Employers can’t require letters from religious leaders because the standard doesn’t require that one’s religion prohibits vaccination. They can’t try to access the rationality of the belief.

“In practice,” Reiss told me, “you’re left with trying to get into people’s minds, which helps people who are good liars or have access to others who are telling them what to say.”

Employers can try to determine if those claiming religious exemptions are following their principles consistently, though acting impiously or inconsistently with one’s claimed beliefs isn’t necessarily a disqualification.

Conway Regional Health System of Little Rock, Ark., asks employees claiming exemptions based on concerns that the COVID vaccines were developed using cells from aborted fetuses to attest that they won’t use products such as Tylenol, Pepto-Bismol, Preparation H and Tums — which, it says, were also developed or tested using fetal cell lines.

About 5% of the 440 employees have claimed religious or medical exemptions, the system says (the other 95% are vaccinated). “We thought it was prudent just to try to get some clarification with staff, so the staff understood what they were committing to,” Chief Executive Matt Troup told local reporters. “We can’t have staff who claim a sincerely held belief, but then don’t don’t live by it in other aspects of their life.”

A key question is whether employees are claiming genuinely religious scruples, or something else.

President Biden’s COVID-19 vaccine mandate will save lives, and should withstand legal challenges.

As Reiss reported in her 2014 article, when employers have inquired into the nature of claimants’ “religious” beliefs, they have determined that they weren’t religious at all. Rather, they involved concerns about vaccines’ safety that were cloaked in religious verbiage, in part to take advantage of courts’ traditional tolerance for religious claims.

“There are multiple indications that the majority of parents who take an exemption do not do so for religious reasons,” Reiss found.

That’s not to say that their concerns aren’t necessary insincere, only that they’re not religious.

The phenomenon may be even more pronounced in relation to the COVID-19 vaccines, both because their use has become politicized through partisanship and because objectors may have come under the sway of misinformation and disinformation from anti-vaccine groups. Claiming religious grounds for resistance may keep objectors from having to subject their justifications to outside scrutiny.

Among the indications that the claims are not genuinely religious is that virtually all major religions approve of vaccinations; some, such as the Mormon Church, actively encourage them.

Even denominations skeptical of modern medical interventions, such as the Jehovah’s Witnesses and Christian Scientists, don’t oppose vaccine mandates but allow their believers to follow vaccine mandates as a matter of personal choice.

Some Catholics say their objection to the COVID-19 vaccines derives from the use of abortion-derived cell lines in their development or production. The Colorado Catholic Conference, the policy arm of that state’s bishops, even produced a sample letter making that very point, which adherents can present to their local pastor to sign.

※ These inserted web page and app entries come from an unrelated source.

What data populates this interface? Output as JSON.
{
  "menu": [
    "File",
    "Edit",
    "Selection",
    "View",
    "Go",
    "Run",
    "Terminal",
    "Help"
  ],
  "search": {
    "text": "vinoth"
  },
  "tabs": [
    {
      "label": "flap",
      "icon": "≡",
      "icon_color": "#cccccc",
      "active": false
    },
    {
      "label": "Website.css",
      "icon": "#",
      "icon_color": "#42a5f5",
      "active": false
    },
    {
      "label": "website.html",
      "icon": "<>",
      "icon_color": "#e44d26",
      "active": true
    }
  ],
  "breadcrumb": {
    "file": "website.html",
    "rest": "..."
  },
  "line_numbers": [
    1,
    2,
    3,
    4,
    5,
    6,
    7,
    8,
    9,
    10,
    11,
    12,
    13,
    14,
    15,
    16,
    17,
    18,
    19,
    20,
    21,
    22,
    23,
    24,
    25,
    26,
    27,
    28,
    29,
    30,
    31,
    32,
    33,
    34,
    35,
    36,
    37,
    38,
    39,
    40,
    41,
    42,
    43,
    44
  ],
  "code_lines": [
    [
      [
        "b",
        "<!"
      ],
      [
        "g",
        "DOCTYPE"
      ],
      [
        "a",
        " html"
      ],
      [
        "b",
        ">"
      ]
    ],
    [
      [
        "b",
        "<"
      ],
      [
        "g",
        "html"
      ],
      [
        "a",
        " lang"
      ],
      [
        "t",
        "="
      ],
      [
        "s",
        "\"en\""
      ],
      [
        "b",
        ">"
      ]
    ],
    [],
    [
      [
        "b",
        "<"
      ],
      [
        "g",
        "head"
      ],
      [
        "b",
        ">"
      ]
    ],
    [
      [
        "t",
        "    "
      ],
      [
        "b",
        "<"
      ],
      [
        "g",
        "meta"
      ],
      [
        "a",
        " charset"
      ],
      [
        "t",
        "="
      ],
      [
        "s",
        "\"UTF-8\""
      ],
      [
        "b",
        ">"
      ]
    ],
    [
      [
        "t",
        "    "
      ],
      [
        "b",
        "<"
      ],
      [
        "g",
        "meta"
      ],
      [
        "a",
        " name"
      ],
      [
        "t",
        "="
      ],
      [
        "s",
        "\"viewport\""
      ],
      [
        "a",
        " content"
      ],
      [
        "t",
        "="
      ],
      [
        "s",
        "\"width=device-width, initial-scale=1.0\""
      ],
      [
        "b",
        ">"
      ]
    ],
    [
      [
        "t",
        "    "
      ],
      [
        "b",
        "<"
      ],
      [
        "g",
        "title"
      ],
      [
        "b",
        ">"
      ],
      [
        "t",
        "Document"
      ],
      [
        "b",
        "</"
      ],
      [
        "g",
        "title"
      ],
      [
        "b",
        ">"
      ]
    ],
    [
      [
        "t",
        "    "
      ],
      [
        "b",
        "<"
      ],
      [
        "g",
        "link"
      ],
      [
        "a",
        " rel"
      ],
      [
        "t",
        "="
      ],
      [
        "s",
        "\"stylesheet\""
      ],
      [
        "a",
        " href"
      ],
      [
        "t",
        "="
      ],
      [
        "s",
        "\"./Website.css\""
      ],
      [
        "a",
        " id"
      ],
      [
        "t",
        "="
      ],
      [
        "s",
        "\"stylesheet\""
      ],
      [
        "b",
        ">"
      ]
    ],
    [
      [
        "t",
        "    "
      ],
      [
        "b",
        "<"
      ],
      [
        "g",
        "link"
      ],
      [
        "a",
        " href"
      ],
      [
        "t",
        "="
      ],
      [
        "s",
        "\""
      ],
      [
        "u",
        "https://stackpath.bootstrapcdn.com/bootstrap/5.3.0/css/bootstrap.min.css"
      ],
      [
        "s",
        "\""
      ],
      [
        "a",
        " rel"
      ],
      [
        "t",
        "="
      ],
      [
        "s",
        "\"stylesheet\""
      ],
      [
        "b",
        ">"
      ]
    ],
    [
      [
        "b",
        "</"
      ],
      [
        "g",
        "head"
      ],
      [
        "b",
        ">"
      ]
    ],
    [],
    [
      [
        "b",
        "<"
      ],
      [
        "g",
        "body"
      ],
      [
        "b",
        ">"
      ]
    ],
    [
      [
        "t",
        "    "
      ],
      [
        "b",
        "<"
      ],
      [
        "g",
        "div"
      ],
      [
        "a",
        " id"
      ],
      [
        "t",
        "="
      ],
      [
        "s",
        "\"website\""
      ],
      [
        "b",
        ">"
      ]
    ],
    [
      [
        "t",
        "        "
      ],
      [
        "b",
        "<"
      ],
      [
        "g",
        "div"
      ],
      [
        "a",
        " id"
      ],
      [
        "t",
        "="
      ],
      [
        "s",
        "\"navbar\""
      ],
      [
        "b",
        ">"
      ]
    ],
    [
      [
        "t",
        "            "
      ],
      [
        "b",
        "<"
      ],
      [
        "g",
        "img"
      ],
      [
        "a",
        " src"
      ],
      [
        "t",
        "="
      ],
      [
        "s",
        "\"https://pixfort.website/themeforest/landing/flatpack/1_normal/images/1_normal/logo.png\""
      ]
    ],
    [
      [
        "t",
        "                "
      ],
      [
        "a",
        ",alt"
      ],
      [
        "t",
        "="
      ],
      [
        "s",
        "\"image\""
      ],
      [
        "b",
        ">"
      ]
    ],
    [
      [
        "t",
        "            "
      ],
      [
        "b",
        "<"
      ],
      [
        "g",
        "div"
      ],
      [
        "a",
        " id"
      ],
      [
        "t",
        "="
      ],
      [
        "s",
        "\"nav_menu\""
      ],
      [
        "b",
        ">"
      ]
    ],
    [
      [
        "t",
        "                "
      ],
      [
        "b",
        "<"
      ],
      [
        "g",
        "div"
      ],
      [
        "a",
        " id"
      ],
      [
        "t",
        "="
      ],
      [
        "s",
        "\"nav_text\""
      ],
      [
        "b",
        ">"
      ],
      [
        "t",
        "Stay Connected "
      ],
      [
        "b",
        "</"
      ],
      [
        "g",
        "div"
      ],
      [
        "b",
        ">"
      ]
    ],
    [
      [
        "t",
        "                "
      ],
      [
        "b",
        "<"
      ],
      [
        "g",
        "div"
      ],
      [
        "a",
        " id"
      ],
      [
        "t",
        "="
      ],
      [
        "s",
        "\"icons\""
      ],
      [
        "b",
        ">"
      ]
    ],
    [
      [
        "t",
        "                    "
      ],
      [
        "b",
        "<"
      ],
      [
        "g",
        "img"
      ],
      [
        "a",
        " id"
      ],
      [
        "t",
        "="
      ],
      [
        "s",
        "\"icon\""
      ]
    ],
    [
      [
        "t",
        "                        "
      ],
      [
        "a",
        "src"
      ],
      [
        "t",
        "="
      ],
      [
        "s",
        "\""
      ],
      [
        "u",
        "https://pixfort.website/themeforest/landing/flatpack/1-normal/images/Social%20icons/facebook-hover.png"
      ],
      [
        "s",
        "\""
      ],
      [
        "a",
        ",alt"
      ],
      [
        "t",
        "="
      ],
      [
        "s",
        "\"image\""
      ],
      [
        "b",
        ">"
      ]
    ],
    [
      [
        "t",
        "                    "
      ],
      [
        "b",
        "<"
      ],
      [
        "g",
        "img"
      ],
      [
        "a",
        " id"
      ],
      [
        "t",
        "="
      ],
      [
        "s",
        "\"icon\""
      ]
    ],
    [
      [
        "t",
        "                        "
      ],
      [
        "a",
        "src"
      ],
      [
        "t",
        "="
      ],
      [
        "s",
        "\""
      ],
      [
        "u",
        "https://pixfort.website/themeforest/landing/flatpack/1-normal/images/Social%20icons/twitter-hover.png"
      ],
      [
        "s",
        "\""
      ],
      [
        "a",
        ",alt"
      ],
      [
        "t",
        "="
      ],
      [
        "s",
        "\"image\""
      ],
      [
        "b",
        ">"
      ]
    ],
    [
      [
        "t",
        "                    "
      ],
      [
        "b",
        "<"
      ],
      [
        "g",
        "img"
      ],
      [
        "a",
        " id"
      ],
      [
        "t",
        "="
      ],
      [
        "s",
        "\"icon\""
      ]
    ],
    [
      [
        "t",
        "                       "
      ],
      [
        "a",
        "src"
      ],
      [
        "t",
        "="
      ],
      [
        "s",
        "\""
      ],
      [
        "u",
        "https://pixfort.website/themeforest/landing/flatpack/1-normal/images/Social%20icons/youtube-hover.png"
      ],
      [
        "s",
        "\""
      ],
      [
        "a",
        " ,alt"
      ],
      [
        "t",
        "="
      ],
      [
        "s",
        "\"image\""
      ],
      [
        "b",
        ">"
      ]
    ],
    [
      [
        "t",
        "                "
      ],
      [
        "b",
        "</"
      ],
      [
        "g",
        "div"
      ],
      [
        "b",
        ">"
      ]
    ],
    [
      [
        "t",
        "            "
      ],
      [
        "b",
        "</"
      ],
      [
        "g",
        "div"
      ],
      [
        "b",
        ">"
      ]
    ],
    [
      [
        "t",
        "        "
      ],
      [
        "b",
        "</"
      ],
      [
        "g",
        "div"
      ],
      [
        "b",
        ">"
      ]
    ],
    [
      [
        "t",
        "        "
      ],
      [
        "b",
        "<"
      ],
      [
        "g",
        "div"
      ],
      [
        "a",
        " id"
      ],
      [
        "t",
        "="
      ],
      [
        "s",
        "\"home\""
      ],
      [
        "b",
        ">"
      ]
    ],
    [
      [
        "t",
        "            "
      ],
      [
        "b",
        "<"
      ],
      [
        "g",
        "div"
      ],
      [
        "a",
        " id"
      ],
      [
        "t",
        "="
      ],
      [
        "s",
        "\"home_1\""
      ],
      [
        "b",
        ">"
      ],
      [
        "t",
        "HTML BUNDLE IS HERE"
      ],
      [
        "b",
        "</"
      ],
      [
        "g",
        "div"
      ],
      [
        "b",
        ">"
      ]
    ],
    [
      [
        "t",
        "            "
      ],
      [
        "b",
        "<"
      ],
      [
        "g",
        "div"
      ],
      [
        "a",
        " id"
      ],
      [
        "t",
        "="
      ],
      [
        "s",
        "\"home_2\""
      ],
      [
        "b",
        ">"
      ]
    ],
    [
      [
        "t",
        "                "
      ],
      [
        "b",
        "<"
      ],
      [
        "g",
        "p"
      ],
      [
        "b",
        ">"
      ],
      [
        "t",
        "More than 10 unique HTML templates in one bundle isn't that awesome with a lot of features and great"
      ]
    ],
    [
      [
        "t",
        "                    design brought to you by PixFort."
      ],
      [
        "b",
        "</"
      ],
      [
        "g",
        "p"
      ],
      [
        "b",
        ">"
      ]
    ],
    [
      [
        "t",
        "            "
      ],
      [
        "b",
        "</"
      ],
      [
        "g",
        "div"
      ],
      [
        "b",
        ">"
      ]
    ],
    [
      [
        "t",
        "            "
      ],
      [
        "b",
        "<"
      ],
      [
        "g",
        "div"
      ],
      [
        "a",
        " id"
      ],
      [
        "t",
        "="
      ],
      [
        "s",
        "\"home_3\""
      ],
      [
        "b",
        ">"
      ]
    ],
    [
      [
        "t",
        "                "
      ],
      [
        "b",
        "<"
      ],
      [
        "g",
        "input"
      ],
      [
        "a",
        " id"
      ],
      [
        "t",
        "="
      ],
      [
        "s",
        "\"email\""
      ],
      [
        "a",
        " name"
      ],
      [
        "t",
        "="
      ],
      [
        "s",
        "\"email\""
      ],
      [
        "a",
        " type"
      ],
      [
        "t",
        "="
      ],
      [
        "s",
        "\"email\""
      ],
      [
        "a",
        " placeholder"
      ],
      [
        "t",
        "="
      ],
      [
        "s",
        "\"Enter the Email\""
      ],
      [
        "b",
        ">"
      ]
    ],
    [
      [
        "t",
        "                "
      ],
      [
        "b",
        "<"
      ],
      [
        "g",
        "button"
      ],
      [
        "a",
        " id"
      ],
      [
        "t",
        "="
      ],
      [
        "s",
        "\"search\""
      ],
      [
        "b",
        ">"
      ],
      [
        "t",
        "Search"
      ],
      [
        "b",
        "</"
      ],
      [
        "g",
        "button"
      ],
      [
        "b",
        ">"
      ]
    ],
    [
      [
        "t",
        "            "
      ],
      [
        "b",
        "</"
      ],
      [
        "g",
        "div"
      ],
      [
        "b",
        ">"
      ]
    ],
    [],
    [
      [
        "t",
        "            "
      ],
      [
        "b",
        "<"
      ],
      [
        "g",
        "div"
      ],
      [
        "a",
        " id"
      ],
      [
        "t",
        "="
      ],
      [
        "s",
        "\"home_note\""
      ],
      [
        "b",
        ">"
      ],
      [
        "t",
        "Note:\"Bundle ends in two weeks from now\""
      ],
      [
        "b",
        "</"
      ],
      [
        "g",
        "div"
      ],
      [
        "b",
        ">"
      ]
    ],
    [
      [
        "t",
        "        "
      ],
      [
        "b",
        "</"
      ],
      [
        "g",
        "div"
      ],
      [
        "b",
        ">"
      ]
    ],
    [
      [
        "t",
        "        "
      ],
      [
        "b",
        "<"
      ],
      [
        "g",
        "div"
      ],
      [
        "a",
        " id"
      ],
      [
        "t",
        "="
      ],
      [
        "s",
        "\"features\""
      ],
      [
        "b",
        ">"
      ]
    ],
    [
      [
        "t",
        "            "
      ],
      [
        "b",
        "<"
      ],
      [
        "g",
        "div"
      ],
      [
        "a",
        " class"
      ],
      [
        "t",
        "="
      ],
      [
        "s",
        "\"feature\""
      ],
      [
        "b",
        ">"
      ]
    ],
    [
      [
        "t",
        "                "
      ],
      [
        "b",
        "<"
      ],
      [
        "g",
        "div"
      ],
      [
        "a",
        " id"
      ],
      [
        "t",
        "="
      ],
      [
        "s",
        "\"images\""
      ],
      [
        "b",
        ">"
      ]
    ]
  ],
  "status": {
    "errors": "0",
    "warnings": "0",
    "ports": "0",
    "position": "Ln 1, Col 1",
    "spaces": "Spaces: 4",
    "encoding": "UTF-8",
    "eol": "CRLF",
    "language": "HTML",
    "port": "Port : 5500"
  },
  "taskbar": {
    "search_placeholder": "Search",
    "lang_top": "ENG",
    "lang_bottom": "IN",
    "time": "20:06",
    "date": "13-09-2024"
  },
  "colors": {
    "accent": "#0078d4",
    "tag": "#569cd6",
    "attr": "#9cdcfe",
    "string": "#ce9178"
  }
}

But the U.S. Conference of Catholic Bishops, which oversees the application of church doctrine to healthcare, acknowledges that the claim is a stretch.

The conference says that neither Pfizer nor Moderna, the makers of the leading COVID-19 vaccines in use in the U.S., used such cells in their vaccine development, though “such a cell line was used to test the efficacy of both vaccines.”

That said, the conference ruled that in those cases “the use is very remote from the initial evil of the abortion.” Given the health risks of contracting or transmitting COVID-19, the bishops said, it’s possible to receive any of the clinically recommended vaccines “in good conscience” and without concerns that doing so would “involve immoral cooperation in abortion.”

In any case, resistance to vaccines runs counter to the position of the Vatican. In a video released in August, Pope Francis called “being vaccinated with vaccines authorized by the competent authorities ... an act of love. And contributing to ensure the majority of people are vaccinated is an act of love.”